Second, the model hinges on uncertainty about T’s military program. But where was the uncertainty about Iraq in 2002-2003? Even if the Bush administration was “fixing” the intelligence around the policy, it remains true that nearly everyone and certainly everyone in the administration was absolutely convinced that Iraq was developing WMD. Given this belief, we are back in a world of “full information” – even if that information was wrong. What mattered in the final decision was not the facts but the belief that Iraq was engaged in weapons development. In turn, given the Bush administration’s belief and the publicity surrounding this belief, we are still left with the puzzle of why Saddam did not capitulate in the face of almost certain war. As I argued in my essay, why the Bush administration held this mistaken belief – one not shared with the earlier Clinton administration – and why Saddam did not capitulate at the final hour remain unexplained by bargaining theory.

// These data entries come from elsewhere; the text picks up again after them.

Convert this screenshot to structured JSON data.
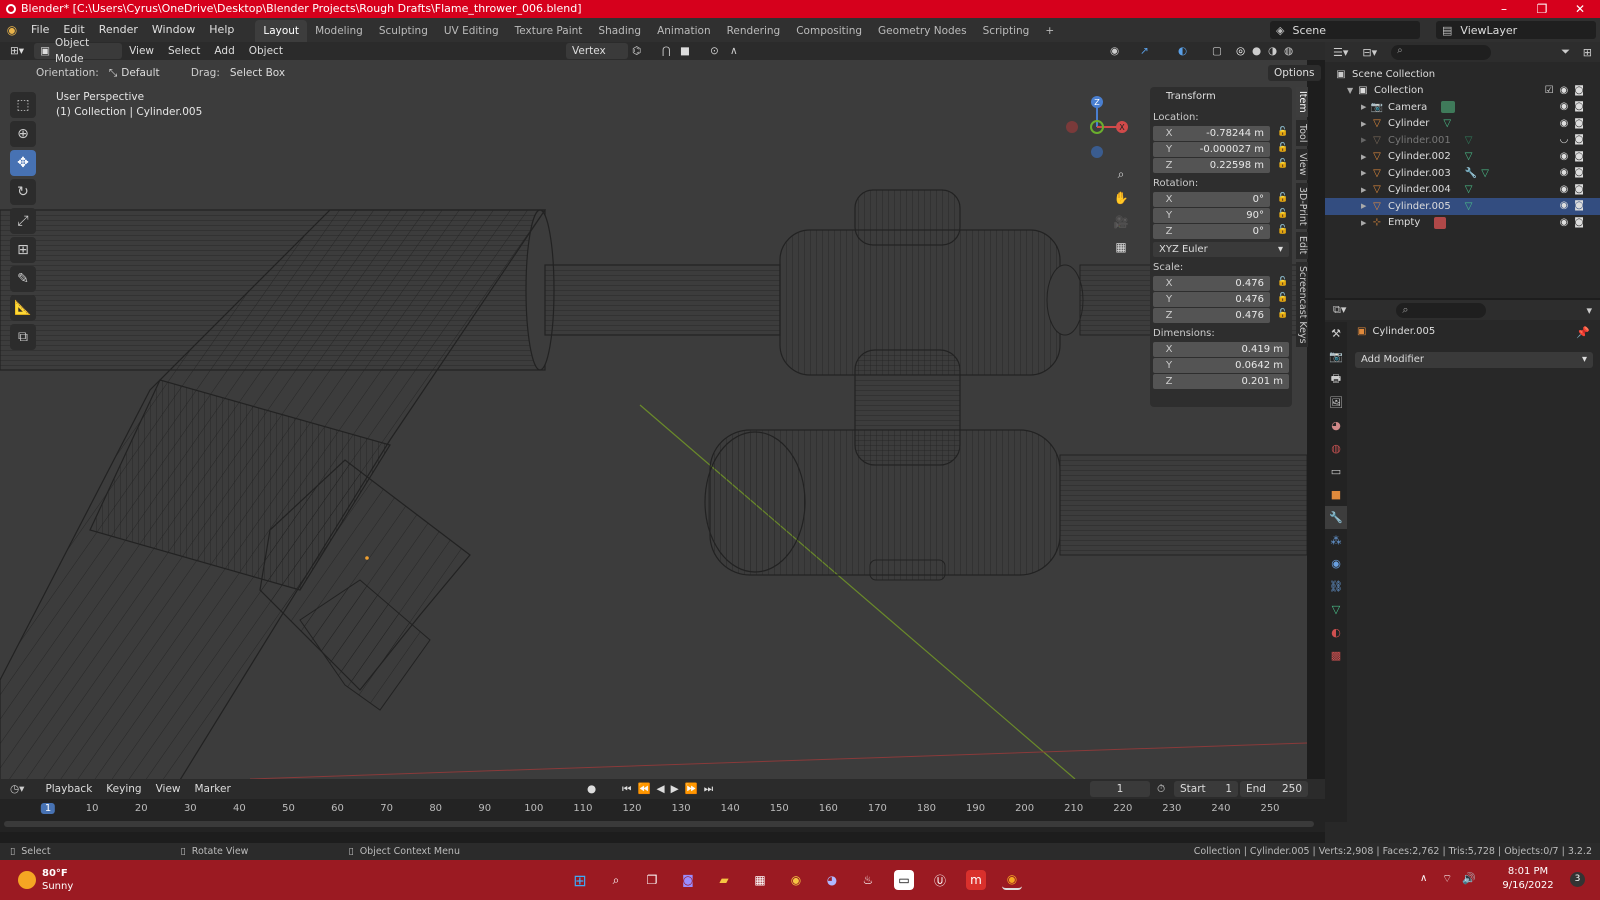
{
  "titlebar": {
    "title": "Blender* [C:\\Users\\Cyrus\\OneDrive\\Desktop\\Blender Projects\\Rough Drafts\\Flame_thrower_006.blend]"
  },
  "menu": {
    "items": [
      "File",
      "Edit",
      "Render",
      "Window",
      "Help"
    ]
  },
  "workspaces": [
    "Layout",
    "Modeling",
    "Sculpting",
    "UV Editing",
    "Texture Paint",
    "Shading",
    "Animation",
    "Rendering",
    "Compositing",
    "Geometry Nodes",
    "Scripting"
  ],
  "active_workspace": "Layout",
  "scene": {
    "name": "Scene",
    "viewlayer": "ViewLayer"
  },
  "viewheader": {
    "mode": "Object Mode",
    "menus": [
      "View",
      "Select",
      "Add",
      "Object"
    ],
    "snap_target": "Vertex",
    "options": "Options"
  },
  "viewheader2": {
    "orientation_label": "Orientation:",
    "orientation": "Default",
    "drag_label": "Drag:",
    "drag": "Select Box"
  },
  "viewport": {
    "line1": "User Perspective",
    "line2": "(1) Collection | Cylinder.005"
  },
  "gizmo": {
    "z": "Z",
    "y": "Y",
    "x": "X"
  },
  "transform": {
    "title": "Transform",
    "location_label": "Location:",
    "location": [
      {
        "axis": "X",
        "value": "-0.78244 m"
      },
      {
        "axis": "Y",
        "value": "-0.000027 m"
      },
      {
        "axis": "Z",
        "value": "0.22598 m"
      }
    ],
    "rotation_label": "Rotation:",
    "rotation": [
      {
        "axis": "X",
        "value": "0°"
      },
      {
        "axis": "Y",
        "value": "90°"
      },
      {
        "axis": "Z",
        "value": "0°"
      }
    ],
    "rotation_mode": "XYZ Euler",
    "scale_label": "Scale:",
    "scale": [
      {
        "axis": "X",
        "value": "0.476"
      },
      {
        "axis": "Y",
        "value": "0.476"
      },
      {
        "axis": "Z",
        "value": "0.476"
      }
    ],
    "dimensions_label": "Dimensions:",
    "dimensions": [
      {
        "axis": "X",
        "value": "0.419 m"
      },
      {
        "axis": "Y",
        "value": "0.0642 m"
      },
      {
        "axis": "Z",
        "value": "0.201 m"
      }
    ]
  },
  "npanel_tabs": [
    "Item",
    "Tool",
    "View",
    "3D-Print",
    "Edit",
    "Screencast Keys"
  ],
  "outliner": {
    "scene_collection": "Scene Collection",
    "collection": "Collection",
    "items": [
      {
        "name": "Camera",
        "icon": "camera-icon",
        "color": "#c98a4b"
      },
      {
        "name": "Cylinder",
        "icon": "mesh-icon",
        "color": "#e08a3c"
      },
      {
        "name": "Cylinder.001",
        "icon": "mesh-icon",
        "color": "#7a6a5a"
      },
      {
        "name": "Cylinder.002",
        "icon": "mesh-icon",
        "color": "#e08a3c"
      },
      {
        "name": "Cylinder.003",
        "icon": "mesh-icon",
        "color": "#e08a3c"
      },
      {
        "name": "Cylinder.004",
        "icon": "mesh-icon",
        "color": "#e08a3c"
      },
      {
        "name": "Cylinder.005",
        "icon": "mesh-icon",
        "color": "#e08a3c"
      },
      {
        "name": "Empty",
        "icon": "empty-icon",
        "color": "#e08a3c"
      }
    ]
  },
  "properties": {
    "object": "Cylinder.005",
    "add_modifier": "Add Modifier"
  },
  "timeline": {
    "menus": [
      "Playback",
      "Keying",
      "View",
      "Marker"
    ],
    "current_frame": "1",
    "start_label": "Start",
    "start": "1",
    "end_label": "End",
    "end": "250",
    "ticks": [
      "1",
      "10",
      "20",
      "30",
      "40",
      "50",
      "60",
      "70",
      "80",
      "90",
      "100",
      "110",
      "120",
      "130",
      "140",
      "150",
      "160",
      "170",
      "180",
      "190",
      "200",
      "210",
      "220",
      "230",
      "240",
      "250"
    ]
  },
  "statusbar": {
    "select": "Select",
    "rotate": "Rotate View",
    "context": "Object Context Menu",
    "info": "Collection | Cylinder.005 | Verts:2,908 | Faces:2,762 | Tris:5,728 | Objects:0/7 | 3.2.2"
  },
  "taskbar": {
    "temp": "80°F",
    "weather": "Sunny",
    "time": "8:01 PM",
    "date": "9/16/2022",
    "badge": "3"
  }
}
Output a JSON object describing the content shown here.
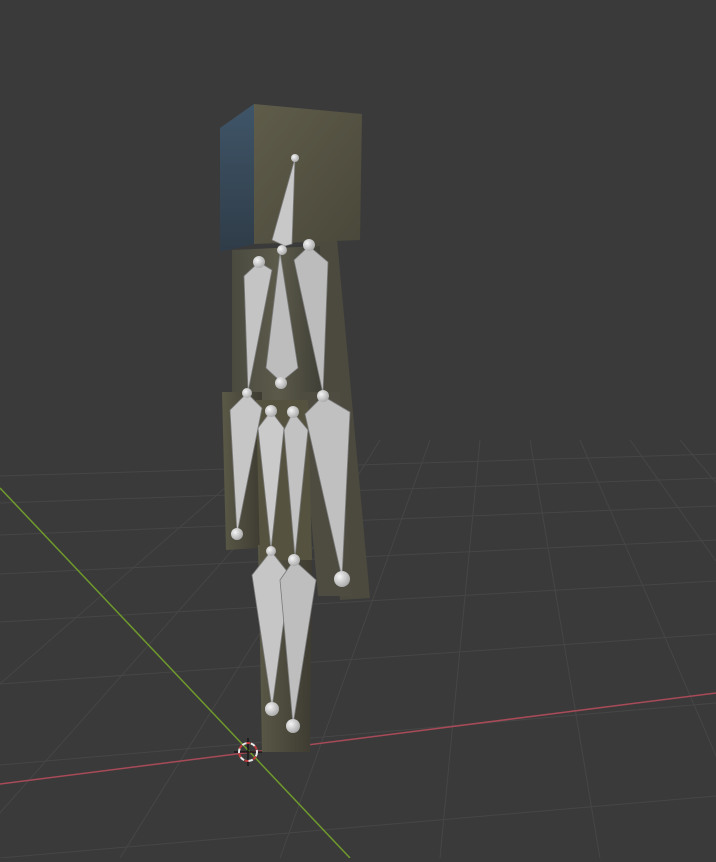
{
  "viewport": {
    "view": "3D Viewport",
    "object": "character-mesh",
    "armature": "armature",
    "colors": {
      "background": "#3a3a3a",
      "grid_line": "#4a4a4a",
      "x_axis": "#b0465a",
      "y_axis": "#6f9a2c",
      "bone": "#b4b4b4",
      "bone_dark": "#8a8a8a",
      "joint": "#dcdcdc",
      "mesh_light": "#6e6a58",
      "mesh_dark": "#3a4a5a",
      "cursor_ring": "#e8e8e8",
      "cursor_accent": "#c23b3b"
    },
    "icons": [
      "3d-cursor-icon"
    ]
  }
}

Finally, for preventive war to be rational, DM correctly deduce that it cannot be “too expensive” and must be “effective” in removing the threat. But here the Bush administration grossly erred in deeply consequential ways. In particular, it defined effectiveness purely in terms of removing Saddam from power and did not consider the possibility of internal anarchy that followed. The failure to consider the costs of governing Iraq after regime change may have been intentional – to realistically estimate the costs would have made plain that the war would be expensive and less likely to be effective in removing future threats to the U.S., and thus would have received significantly less support from the American public. Or it may have simple stupidity, though I remain suspicious of this interpretation. Nonetheless, this failure to consider realistically the costs of the war and postwar reconstruction was clearly “irrational” but hugely consequential. DM are correct to focus on costs and effectiveness, but unfortunately ignore how and why the Bush administration utterly failed to produce accurate estimates of these key variables.

The nub of the matter is that I emphasize factors that fall outside the bargaining model: the multiple audiences of Saddam that complicate the standard two-party bargaining game, the skewed beliefs of the Bush administration and their origins in psychological dispositions, and the failure of the U.S. to consider the likely postwar governance costs. DM present a fully rationalist model that can explain the origins of the Iraq War. But that one can pose a rational model that predicts preventive war does not make it the right model or necessarily do justice to the facts of the case. As someone often portrayed as a rationalist and defender of rationalist theory, this is an admittedly unusual and possibly ironic position for me to take. Non-rationalists have always complained that the discipline privileges any rationalist explanation over other possible explanations, a stance I have often taken and for which I plead guilty. In this case, however, strict adherence to rationalism and the bargaining model as currently construed – even with DM’s important extension – still misses essential aspects of the politics and decision-making that led to the most disastrous and mistaken war of our time.